Avoid Night Travels ― Carnage Victim Advises
The start of this week was a sad one for Ghana as reports of some road carnages threw the nation into a state of grief.
The current happenings reveal how fast Ghana is losing its rich human resource to needless accidents on our roads and the reality calls for urgent attention.
A victim who has lived and conquered a gory accident that claimed the lives of 31 people says, night travel must be avoided at all cost.
According to Madam Rose Tigah who works with the Ghana Health Service in the Northern Region, night travelling is extremely dangerous and wishes it would be banned in its entirety.

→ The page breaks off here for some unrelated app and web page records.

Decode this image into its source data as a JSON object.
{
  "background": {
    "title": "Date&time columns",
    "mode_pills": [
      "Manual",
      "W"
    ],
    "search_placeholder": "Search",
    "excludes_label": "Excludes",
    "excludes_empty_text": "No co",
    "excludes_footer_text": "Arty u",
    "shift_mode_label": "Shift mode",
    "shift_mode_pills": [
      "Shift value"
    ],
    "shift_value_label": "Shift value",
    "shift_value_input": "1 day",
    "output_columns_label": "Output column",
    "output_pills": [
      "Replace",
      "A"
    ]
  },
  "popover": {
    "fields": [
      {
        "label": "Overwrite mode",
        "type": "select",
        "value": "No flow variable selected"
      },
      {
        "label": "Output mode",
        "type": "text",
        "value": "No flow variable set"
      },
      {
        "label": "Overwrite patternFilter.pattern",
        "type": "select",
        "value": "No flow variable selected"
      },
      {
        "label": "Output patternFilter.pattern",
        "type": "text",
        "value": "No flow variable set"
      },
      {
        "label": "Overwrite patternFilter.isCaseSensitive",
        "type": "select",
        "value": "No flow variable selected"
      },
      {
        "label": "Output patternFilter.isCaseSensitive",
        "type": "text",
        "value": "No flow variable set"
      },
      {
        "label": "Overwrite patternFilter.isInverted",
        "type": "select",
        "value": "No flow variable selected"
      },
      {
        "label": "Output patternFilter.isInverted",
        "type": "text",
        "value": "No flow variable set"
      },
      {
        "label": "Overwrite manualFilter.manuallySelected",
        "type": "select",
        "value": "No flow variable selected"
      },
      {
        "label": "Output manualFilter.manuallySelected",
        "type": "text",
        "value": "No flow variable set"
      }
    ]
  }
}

The victim who has been in the hospital since March 2017 told Radio XYZ, that the head-on collision involving a Burkina Faso cow cargo occurred at about 1:00am on a dark and rainy night.
“I was sleeping when the accident occurred but those who were awake said both drivers were all on top speed so the impact was too great,” she recalled.
According to her, the accident could have been avoided or it impact reduced if the driver of the VIP bus had seen the incoming cargo vehicle in time.
Still justifying her stand against night travels, Madam Rose said, after the crash, “…all the trucks and vehicles that were passing never came to our aid because it was night and it was raining.”
She continued: “…what I have seen and what I saw there, there was no mercy. Some of the travellers were trapped in the seat and we needed a cutter to cut and remove some of them and by then some of them had not died. We called fire service but no way. There were only 4 policemen at the scene.”
“The people who travel in the night, what are you going to buy, are you going to buy your life? No matter how urgent my travel will be, I will never and ever travel in the night again,” she maintained.
Though Madam Rose argues that night travel should be avoided, the Director of Communications at the National Road Safety Commission (NRSC), Mr Kwame Kodua Atuahene, in an interview with THE PUBLISHER says, “it would be unconscionable to say we should not drive at night,” adding that a decision like that would create absurd outcomes.
“Visibility is very core to every safety programme that’s why we provide street lights, reflective material on cars to improve visibility. We cannot ban or say people should not travel at night because the roads are dark.
“But every driver ought to know that when the weather conditions change, you must adapt your driving to the changing environment. If you are driving at a speed of 90km/hr it would be unwise for you to continue to do that when you can’t see your way through…it is not an excuse that the roads are dark so you want to drive recklessly,” he enlightened.
By: Grace Ablewor Sogbey/ email@example.com